Introduction to Counselling Skills: Text and Activities

Front Cover
SAGE, Nov 18, 2008 - Psychology - 320 pages
0 Reviews
'This book is a superb reference for counselling skills trainers and students. It presents practical key skills that are described and discussed clearly and concisely' - Dr Margaret E Smith, Programme Leader, University of Derby

'This Third Edition interestingly adds two relevant sub-themes to its impressive range of subject matter. The text offers a sound, practical and accessible introduction that serves to ground the purpose, application and practice of counselling skills' - Gerry Skelton, Social Work and Counselling educator, trainer and practitioner

Introduction to Counselling Skills, Third Edition is designed to help readers acquire and develop the counselling skills key to effective helping relationships, using an easy-to-follow, three-stage model. Richard Nelson-Jones details each stage in the helping process, using examples to demonstrate counselling skills in a variety of contexts. Showing how skills work in practice and the diversity of issues they can help to address, this book covers:

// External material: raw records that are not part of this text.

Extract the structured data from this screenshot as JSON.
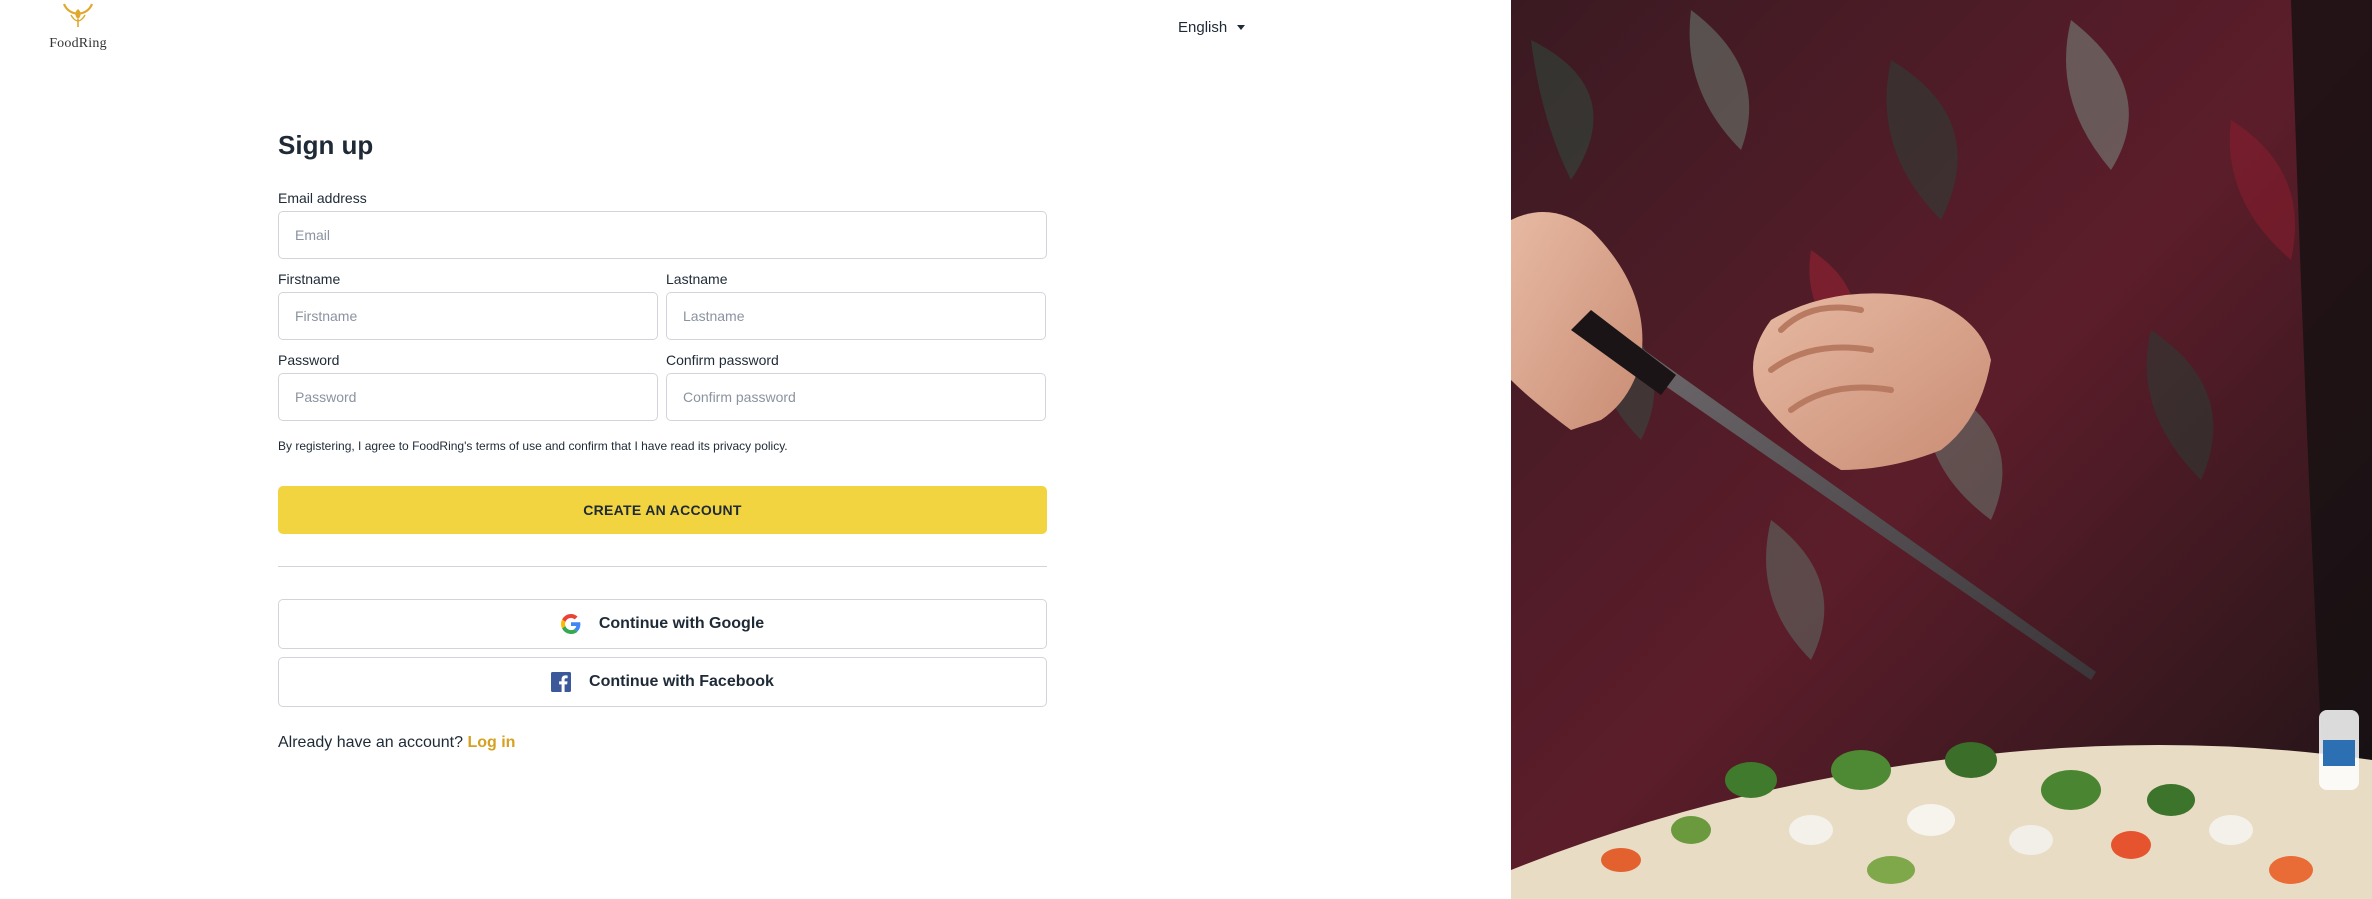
{
  "brand": {
    "name": "FoodRing"
  },
  "header": {
    "language": "English"
  },
  "form": {
    "title": "Sign up",
    "email": {
      "label": "Email address",
      "placeholder": "Email"
    },
    "firstname": {
      "label": "Firstname",
      "placeholder": "Firstname"
    },
    "lastname": {
      "label": "Lastname",
      "placeholder": "Lastname"
    },
    "password": {
      "label": "Password",
      "placeholder": "Password"
    },
    "confirm": {
      "label": "Confirm password",
      "placeholder": "Confirm password"
    },
    "terms": "By registering, I agree to FoodRing's terms of use and confirm that I have read its privacy policy.",
    "submit_label": "CREATE AN ACCOUNT"
  },
  "social": {
    "google_label": "Continue with Google",
    "facebook_label": "Continue with Facebook"
  },
  "footer": {
    "prompt": "Already have an account?",
    "login_label": "Log in"
  },
  "colors": {
    "accent": "#f2d340",
    "link": "#d6a020",
    "facebook": "#3b5998"
  },
  "icons": [
    "foodring-logo-icon",
    "caret-down-icon",
    "google-icon",
    "facebook-icon"
  ]
}
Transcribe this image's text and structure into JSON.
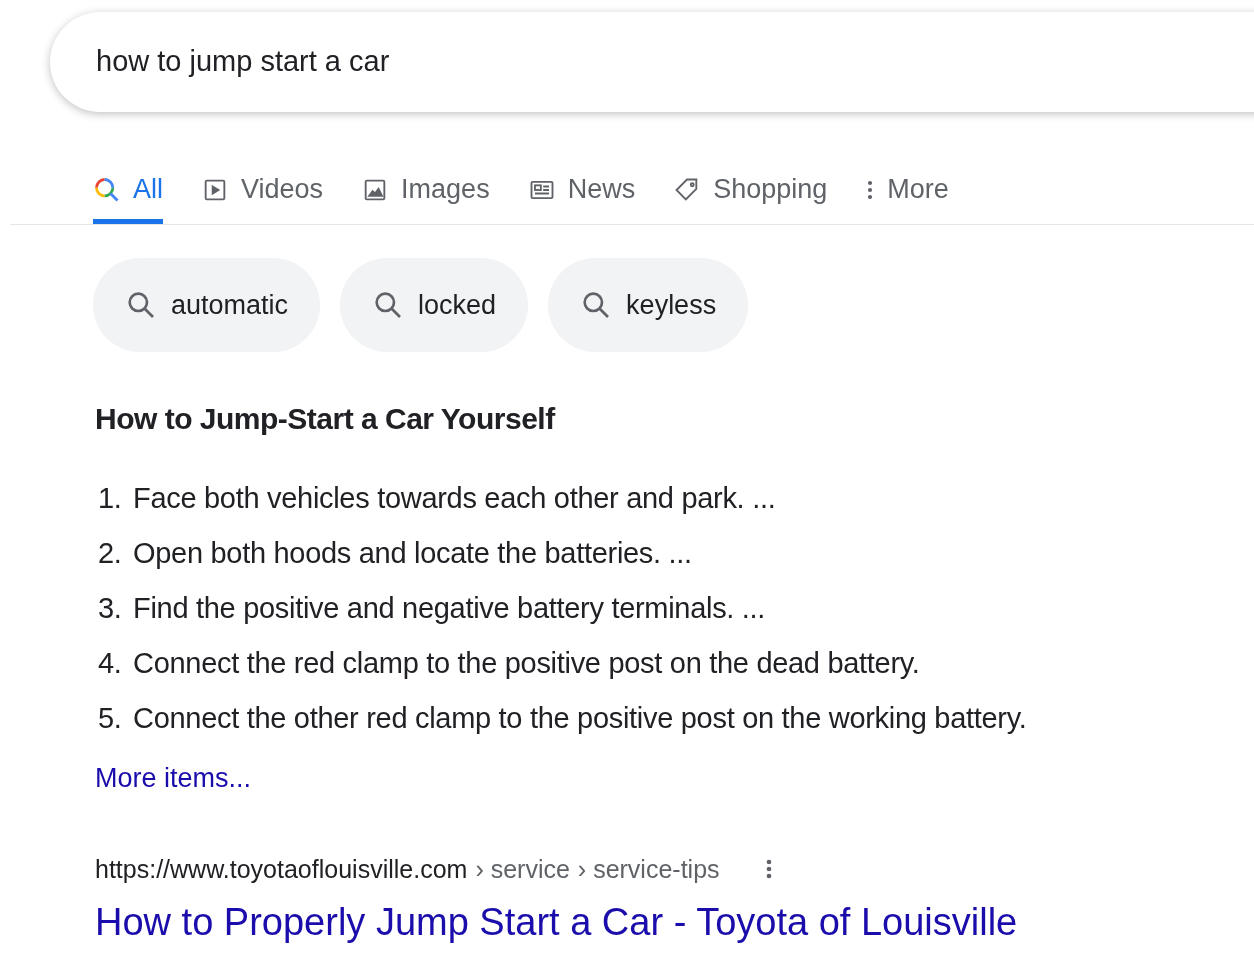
{
  "search": {
    "value": "how to jump start a car"
  },
  "tabs": [
    {
      "label": "All",
      "selected": true
    },
    {
      "label": "Videos",
      "selected": false
    },
    {
      "label": "Images",
      "selected": false
    },
    {
      "label": "News",
      "selected": false
    },
    {
      "label": "Shopping",
      "selected": false
    },
    {
      "label": "More",
      "selected": false
    }
  ],
  "chips": [
    "automatic",
    "locked",
    "keyless"
  ],
  "featured": {
    "title": "How to Jump-Start a Car Yourself",
    "steps": [
      {
        "number": "1.",
        "text": "Face both vehicles towards each other and park. ..."
      },
      {
        "number": "2.",
        "text": "Open both hoods and locate the batteries. ..."
      },
      {
        "number": "3.",
        "text": "Find the positive and negative battery terminals. ..."
      },
      {
        "number": "4.",
        "text": "Connect the red clamp to the positive post on the dead battery."
      },
      {
        "number": "5.",
        "text": "Connect the other red clamp to the positive post on the working battery."
      }
    ],
    "more_link": "More items..."
  },
  "result": {
    "url": "https://www.toyotaoflouisville.com",
    "breadcrumbs": [
      "› service",
      "› service-tips"
    ],
    "title": "How to Properly Jump Start a Car - Toyota of Louisville"
  }
}
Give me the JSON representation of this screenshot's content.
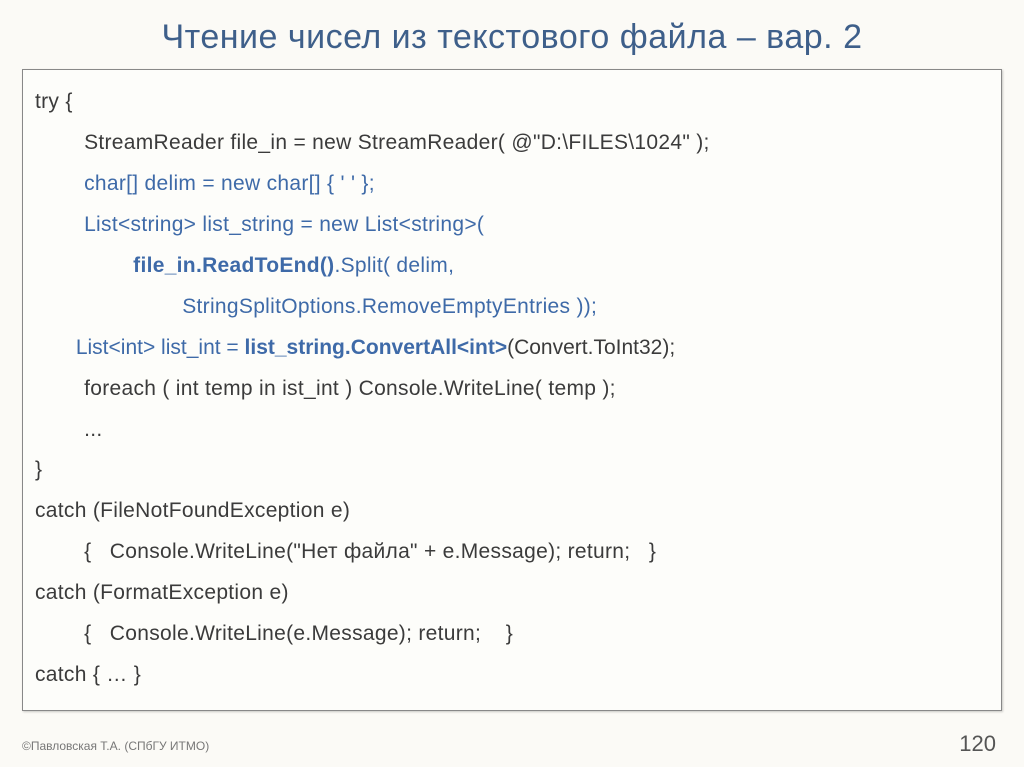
{
  "title": "Чтение чисел из текстового файла – вар. 2",
  "code": {
    "l1": "try {",
    "l2_pre": "        StreamReader file_in = new StreamReader( @\"D:\\FILES\\1024\" );",
    "l3": "        char[] delim = new char[] { ' ' };",
    "l4": "        List<string> list_string = new List<string>(",
    "l5_indent": "                ",
    "l5_bold": "file_in.ReadToEnd()",
    "l5_rest": ".Split( delim,",
    "l6": "                        StringSplitOptions.RemoveEmptyEntries ));",
    "l7a": "       List<int> list_int = ",
    "l7b": "list_string.ConvertAll<int>",
    "l7c": "(Convert.ToInt32);",
    "l8": "        foreach ( int temp in ist_int ) Console.WriteLine( temp );",
    "l9": "        ...",
    "l10": "}",
    "l11": "catch (FileNotFoundException e)",
    "l12": "        {   Console.WriteLine(\"Нет файла\" + e.Message); return;   }",
    "l13": "catch (FormatException e)",
    "l14": "        {   Console.WriteLine(e.Message); return;    }",
    "l15": "catch { … }"
  },
  "footer": {
    "copyright": "©Павловская Т.А. (СПбГУ ИТМО)",
    "page": "120"
  }
}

" what counselling skills are

" improving listening skills

" assessing feelings, thinking and communication

" improving thinking skills and communication skills

" conducting sessions

" ethical issues.

For the Third Edition, Introduction to Counselling Skills has been fully updated, adding new material on relaxation techniques and managing crises. Combining a clear explanation of skills with a host of practical activities, this is the ideal text for introductory courses in counselling skills, counselling and other professional areas including health care, management, education and social work.

Richard Nelson-Jones is a Fellow of the British Psychological Society and of the BACP. He divides his time between London and Chiang Mai, Thailand.

 

What people are saying - Write a review

We haven't found any reviews in the usual places.

Contents

1 Who are counsellors and helpers?
3
2 Creating communication skills and feelings
11
3 Creating mind skills
19
4 The counselling and helping process
31
5 Counselling and helping relationships
39
PART TWO THE RELATING STAGE
49
6 Understanding the internal frame of reference
51
7 Showing attention and interest
59
speaking demonstrating and rehearsing
153
18 Improving communication and actions
163
19 Improving thinking
173
20 Negotiating homework
185
21Conducting middle sessions
191
22 Terminating counselling and helping
201
PART FIVE FURTHER CONSIDERATIONS
211
23 Relaxation interventions
213

8 Reflecting feelings
67
9 Starting the counselling and helping process
79
10 Managing resistance and making referrals
89
PART THREE THE UNDERSTANDING STAGE
97
11 Assessing feelings and physical reactions
99
12 Assessing thinking
109
13 Assessing communication and actions
121
14 Challenges feedback and selfdisclosure
127
15 Monitoring summarizing and identifying skills
135
PART FOUR THE CHANGING STAGE
145
16 Helping to solve problems
147
24 Managing crises
219
25 Diversity in counselling and helping
225
26 Ethical issues and dilemmas
235
27 Training groups supervision and support
247
28 Counselling theory and research
257
29 Becoming more skilled and human
265
Glossary
277
References
291
Name Index
297
Subject Index
299
Copyright

Other editions - View all

Common terms and phrases

About the author (2008)

Richard Nelson-Jones was born in London in 1936. Having spent five years in California as a Second World War refugee, he returned in the 1960s to obtain a Masters and Ph.D from Stanford University. In 1970, he was appointed a lecturer in the Department of Education at the University of Aston to establish a Diploma in Counselling in Educational Settings, which started enrolling students in 1971. During the 1970s, he was helped by having three Fulbright Professors from the United States, each for a year, who both taught students and improved his skills. During this period he broadened out from a predominantly client-centred orientation to becoming much more cognitive-behavioural. He also wrote numerous articles and the first edition of what is now The Theory and Practice of Counselling and Therapy, which was published in 1982. In addition, he chaired the British Psychological Society's Working Party on Counselling and, in1982, became the first chairperson of the BPS Counselling Psychology Section.

In 1984, he took up a position as a counselling and later counselling psychology trainer at the Royal Melbourne Institute of Technology, where he became an Associate Professor. He continued writing research articles, articles on professional issues and books, which were published in London and Sydney. As when he worked at Aston University, he also counselled clients to keep up his skills. In 1997, he retired from RMIT and moved to Chiang Mai in Thailand. There, as well as doing some counselling and teaching, he has continued as an author of counselling and counselling psychology textbooks. A British and Australian citizen, he now divides his time between Chiang Mai and London and regularly visits Australia.

Bibliographic information